After the 1745 Jacobite Rising, however, the British government sought to assimilate the Highlands by crushing the clan system and removing all vestiges of Scottish culture. One of the ways it attempted to do this was by passing legislation that banned all forms of traditional Scottish dress. The Dress Act, passed in 1746, remained in effect until 1782, after kilts and tartans had fallen out of use as daily dress. Around that time, leading Lowland Romantics were idealizing the "primitive" Highlanders, people that had once been feared. The Highland Society of London, which was founded in 1778 "for relieving distressed Highlanders at a distance from their native homes [and] for preserving the antiquities and rescuing from oblivion the valuable remains of Celtic literature," was one such Romantic organization, and its efforts were instrumental to lifting the Dress Act. As such ideas flourished, the kilt, along with other features of Gaelic culture, became a piece of romantic nostalgia after the Jacobitism with which it was identified ceased to be a real danger to the establishment.
The first modern kilt as it is known today appeared in 1792. In the possession of the Scottish Tartans Authority, this modern kilt was not folded, but rather had pleats sewn into it. This article of clothing could now be donned with greater speed; such a development widened its appeal among the Scottish regiments serving in the British Army. (Highland regiments had been donning the belted plaid as their military uniforms since the seventeenth century, and had been exempt from the Dress Act. Impressed by their fierceness, the British government employed many Highland regiments in the Royal army in the aftermath of the Jacobite defeat.) The tailored military kilt passed to the civilian market during the early nineteenth century.

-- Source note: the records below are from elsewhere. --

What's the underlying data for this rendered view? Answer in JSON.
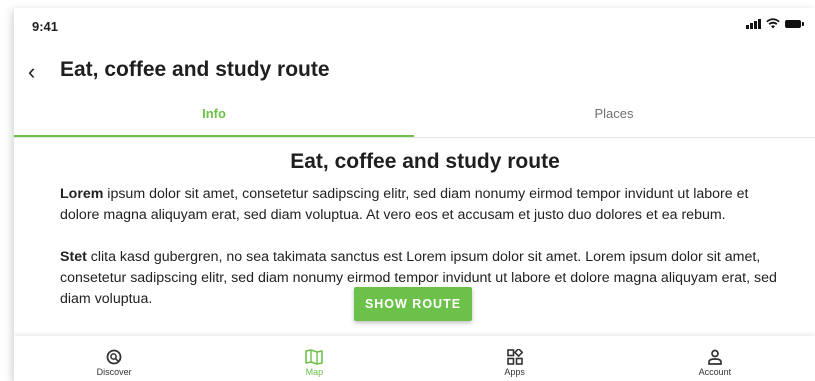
{
  "status_bar": {
    "time": "9:41"
  },
  "header": {
    "back_label": "‹",
    "title": "Eat, coffee and study route"
  },
  "tabs": [
    {
      "label": "Info",
      "active": true
    },
    {
      "label": "Places",
      "active": false
    }
  ],
  "content": {
    "heading": "Eat, coffee and study route",
    "paragraph1_bold": "Lorem",
    "paragraph1_text": " ipsum dolor sit amet, consetetur sadipscing elitr, sed diam nonumy eirmod tempor invidunt ut labore et dolore magna aliquyam erat, sed diam voluptua. At vero eos et accusam et justo duo dolores et ea rebum.",
    "paragraph2_bold": "Stet",
    "paragraph2_text": " clita kasd gubergren, no sea takimata sanctus est Lorem ipsum dolor sit amet. Lorem ipsum dolor sit amet, consetetur sadipscing elitr, sed diam nonumy eirmod tempor invidunt ut labore et dolore magna aliquyam erat, sed diam voluptua."
  },
  "show_route_button": {
    "label": "SHOW ROUTE"
  },
  "bottom_nav": [
    {
      "label": "Discover",
      "icon": "discover-icon",
      "active": false
    },
    {
      "label": "Map",
      "icon": "map-icon",
      "active": true
    },
    {
      "label": "Apps",
      "icon": "apps-icon",
      "active": false
    },
    {
      "label": "Account",
      "icon": "account-icon",
      "active": false
    }
  ],
  "colors": {
    "accent": "#6cc14a",
    "text": "#1f1f1f",
    "muted": "#6f6f6f"
  }
}
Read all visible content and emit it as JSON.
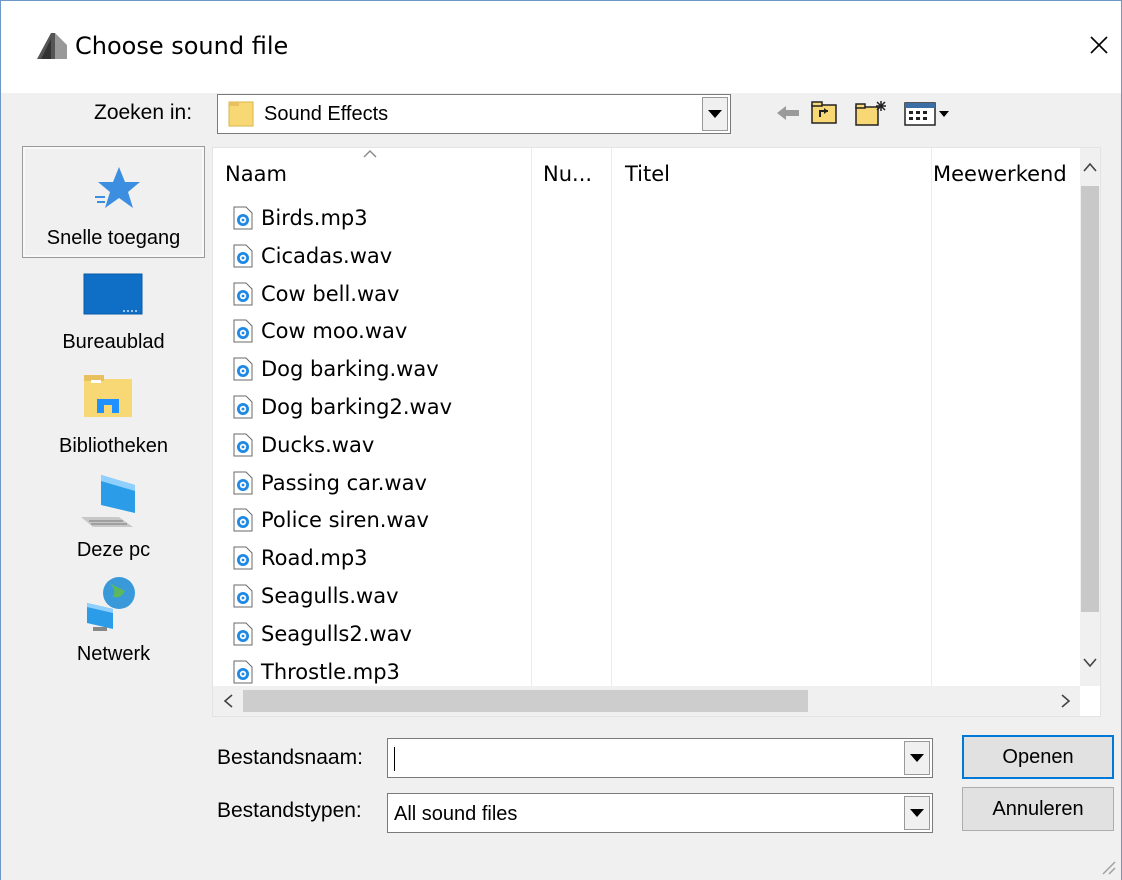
{
  "window": {
    "title": "Choose sound file",
    "close_symbol": "✕"
  },
  "lookin": {
    "label": "Zoeken in:",
    "value": "Sound Effects"
  },
  "places": [
    {
      "label": "Snelle toegang",
      "icon": "quick-access-star-icon"
    },
    {
      "label": "Bureaublad",
      "icon": "desktop-icon"
    },
    {
      "label": "Bibliotheken",
      "icon": "libraries-icon"
    },
    {
      "label": "Deze pc",
      "icon": "this-pc-icon"
    },
    {
      "label": "Netwerk",
      "icon": "network-icon"
    }
  ],
  "columns": {
    "name": "Naam",
    "number": "Nu...",
    "title": "Titel",
    "contributing": "Meewerkend"
  },
  "files": [
    "Birds.mp3",
    "Cicadas.wav",
    "Cow bell.wav",
    "Cow moo.wav",
    "Dog barking.wav",
    "Dog barking2.wav",
    "Ducks.wav",
    "Passing car.wav",
    "Police siren.wav",
    "Road.mp3",
    "Seagulls.wav",
    "Seagulls2.wav",
    "Throstle.mp3"
  ],
  "filename": {
    "label": "Bestandsnaam:",
    "value": ""
  },
  "filetype": {
    "label": "Bestandstypen:",
    "value": "All sound files"
  },
  "buttons": {
    "open": "Openen",
    "cancel": "Annuleren"
  },
  "colors": {
    "accent": "#0078d7",
    "folder": "#f8d775",
    "desktop": "#0f6fc6"
  }
}
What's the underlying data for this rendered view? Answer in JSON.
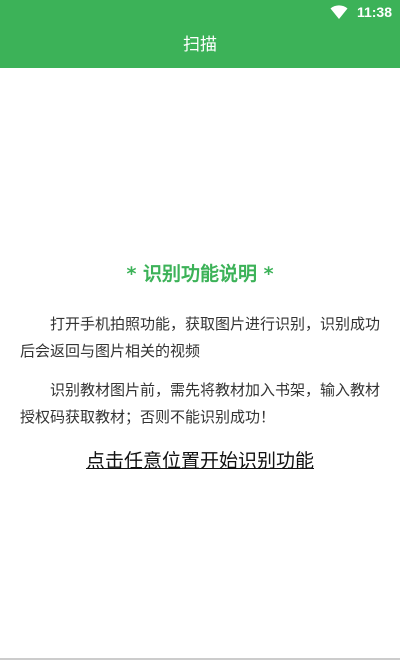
{
  "status_bar": {
    "time": "11:38",
    "icons": [
      "wifi-icon"
    ]
  },
  "app_bar": {
    "title": "扫描"
  },
  "instructions": {
    "title": "* 识别功能说明 *",
    "paragraph1": "打开手机拍照功能，获取图片进行识别，识别成功后会返回与图片相关的视频",
    "paragraph2": "识别教材图片前，需先将教材加入书架，输入教材授权码获取教材；否则不能识别成功！",
    "start_link": "点击任意位置开始识别功能"
  },
  "colors": {
    "accent": "#3cb258",
    "text": "#333333"
  }
}
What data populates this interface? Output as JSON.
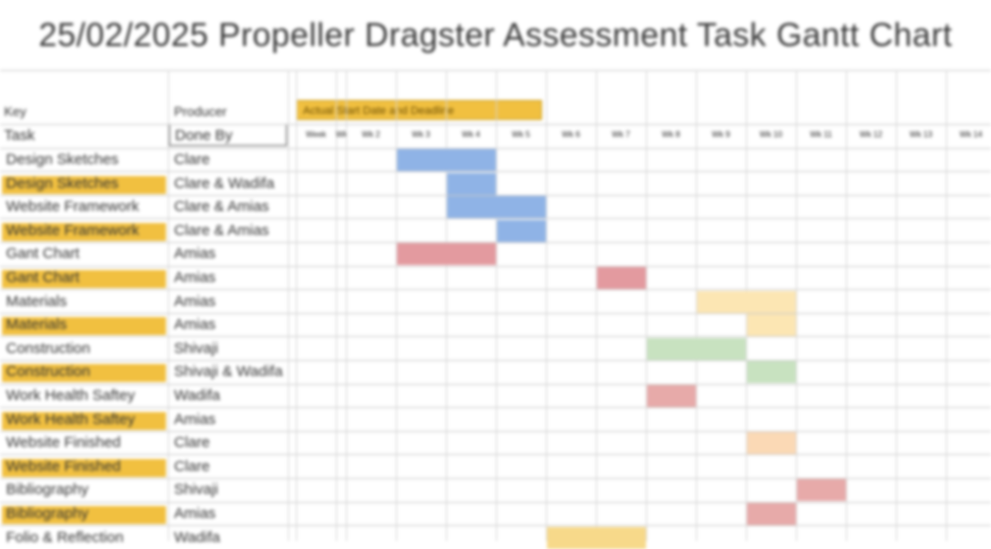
{
  "title": "25/02/2025 Propeller Dragster Assessment Task Gantt Chart",
  "legend": "Actual Start Date and Deadline",
  "headers": {
    "key_label": "Key",
    "task_label": "Task",
    "producer_label": "Producer",
    "done_by_label": "Done By",
    "dates": [
      "Week",
      "Wk 1",
      "Wk 2",
      "Wk 3",
      "Wk 4",
      "Wk 5",
      "Wk 6",
      "Wk 7",
      "Wk 8",
      "Wk 9",
      "Wk 10",
      "Wk 11",
      "Wk 12",
      "Wk 13",
      "Wk 14"
    ]
  },
  "rows": [
    {
      "task": "Design Sketches",
      "who": "Clare",
      "highlight": false
    },
    {
      "task": "Design Sketches",
      "who": "Clare & Wadifa",
      "highlight": true
    },
    {
      "task": "Website Framework",
      "who": "Clare & Amias",
      "highlight": false
    },
    {
      "task": "Website Framework",
      "who": "Clare & Amias",
      "highlight": true
    },
    {
      "task": "Gant Chart",
      "who": "Amias",
      "highlight": false
    },
    {
      "task": "Gant Chart",
      "who": "Amias",
      "highlight": true
    },
    {
      "task": "Materials",
      "who": "Amias",
      "highlight": false
    },
    {
      "task": "Materials",
      "who": "Amias",
      "highlight": true
    },
    {
      "task": "Construction",
      "who": "Shivaji",
      "highlight": false
    },
    {
      "task": "Construction",
      "who": "Shivaji & Wadifa",
      "highlight": true
    },
    {
      "task": "Work Health Saftey",
      "who": "Wadifa",
      "highlight": false
    },
    {
      "task": "Work Health Saftey",
      "who": "Amias",
      "highlight": true
    },
    {
      "task": "Website Finished",
      "who": "Clare",
      "highlight": false
    },
    {
      "task": "Website Finished",
      "who": "Clare",
      "highlight": true
    },
    {
      "task": "Bibliography",
      "who": "Shivaji",
      "highlight": false
    },
    {
      "task": "Bibliography",
      "who": "Amias",
      "highlight": true
    },
    {
      "task": "Folio & Reflection",
      "who": "Wadifa",
      "highlight": false
    }
  ],
  "bars": [
    {
      "row": 0,
      "start": 3,
      "span": 2,
      "color": "#8fb3e6"
    },
    {
      "row": 1,
      "start": 4,
      "span": 1,
      "color": "#8fb3e6"
    },
    {
      "row": 2,
      "start": 4,
      "span": 2,
      "color": "#8fb3e6"
    },
    {
      "row": 3,
      "start": 5,
      "span": 1,
      "color": "#8fb3e6"
    },
    {
      "row": 4,
      "start": 3,
      "span": 2,
      "color": "#e39a9f"
    },
    {
      "row": 5,
      "start": 7,
      "span": 1,
      "color": "#e39a9f"
    },
    {
      "row": 6,
      "start": 9,
      "span": 2,
      "color": "#fce6b3"
    },
    {
      "row": 7,
      "start": 10,
      "span": 1,
      "color": "#fce6b3"
    },
    {
      "row": 8,
      "start": 8,
      "span": 2,
      "color": "#c8e2c0"
    },
    {
      "row": 9,
      "start": 10,
      "span": 1,
      "color": "#c8e2c0"
    },
    {
      "row": 10,
      "start": 8,
      "span": 1,
      "color": "#e7aaa9"
    },
    {
      "row": 12,
      "start": 10,
      "span": 1,
      "color": "#fbd9b5"
    },
    {
      "row": 14,
      "start": 11,
      "span": 1,
      "color": "#e7aaa9"
    },
    {
      "row": 15,
      "start": 10,
      "span": 1,
      "color": "#e7aaa9"
    },
    {
      "row": 16,
      "start": 6,
      "span": 2,
      "color": "#f7d98a"
    }
  ]
}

It finally became a symbol of Scottish national identity with the pageantry of King George IV's 1822 visit to Scotland. Orchestrated by Sir Walter Scott in conjunction with the Highland Society of London, the balls and banquets at which the king was the guest of honour established new traditions such as clan identification by tartan. (Prior to this, tartans were identified with regions rather than specific clans.) As images of the king decked out in spectacular Highland garb circulated, the kilt's appeal widened. Identified as an emblem of Scottish culture by antiquarians and romantics, the kilt had become a vital part of the Scottish national identity by the mid-nineteenth century. It has remained popular ever since.